She also wrote training curriculum for the Institute for Human Services that is now used by caseworkers around the state. She eventually transitioned into a position as the 30 Days to Family caseworker with Summit County. Not only has she stood out in her commitment to developing training for her colleagues, she has also developed and maintained strong relationships with the families she guides in finding solutions that lead to permanency. She was honored with the Goodwill Employee of Distinction Award last fall.

Outstanding Supervisor of the Year: Kelly Pape, Ottawa County Job and Family Services

Kelly Pape

Kelly Pape has worked in child protective services since 2004, when she began her career as the Wrap-Around Coordinator in Ottawa County. She returned to school to get her degree in human services so she could continue working with families in protective services. She worked as a caseworker in Ottawa and Wood counties until 2015, when she became a supervisor in Ottawa County. As a supervisor, she has been involved in innovative programs such as Ohio START and ShadowBox. She has strong ties to the community through organizations such as Bike Lady and Project Noel. She has been involved in advocacy by scheduling ride-alongs for public officials.

Kelly is also highly regarded by the courts for “her ability to work tirelessly to build positive relationships and trust with families.” She breaks down barriers and uses innovative approaches and unique solutions to solve problems for the families she works with.
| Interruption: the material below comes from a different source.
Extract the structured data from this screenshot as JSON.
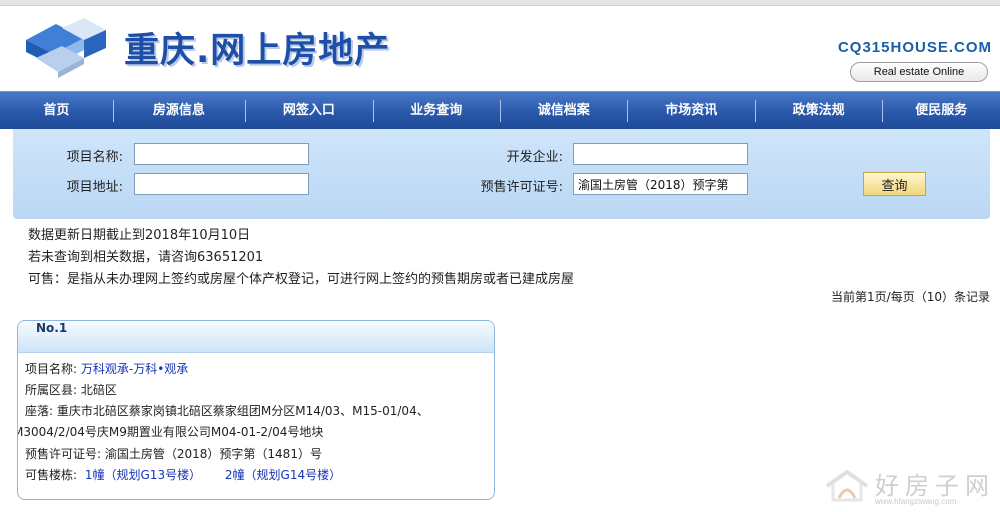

Outstanding Support Staff of the Year: Kourtney Hill, Stark County Job and Family Services

Kourtney Hill

Kourtney Hill has been with Stark County Job and Family Services for 10 years. She currently works as a unit support worker, supporting the adoption, placement, and independent living staff of nearly 30 people. Kourtney is knowledgeable about adoption rules, regulations, and timeframes as well as the finances for the Wendy’s Wonderful Kids program, the independent living program, Post Adoption Special Services Subsidy and Multi-System Youth funding. She processes the financials for these programs daily.

Beyond the nuts and bolts of her job, Kourtney gets to know families and makes events special for kids. She organizes the annual Heart Gala as well as adoption photo shoots. She assists with a recruitment Facebook page and has redesigned the foster parent newsletter. Kourtney is the go-to person for so many things at Stark County JFS, from graphic design to technical assistance to event planning.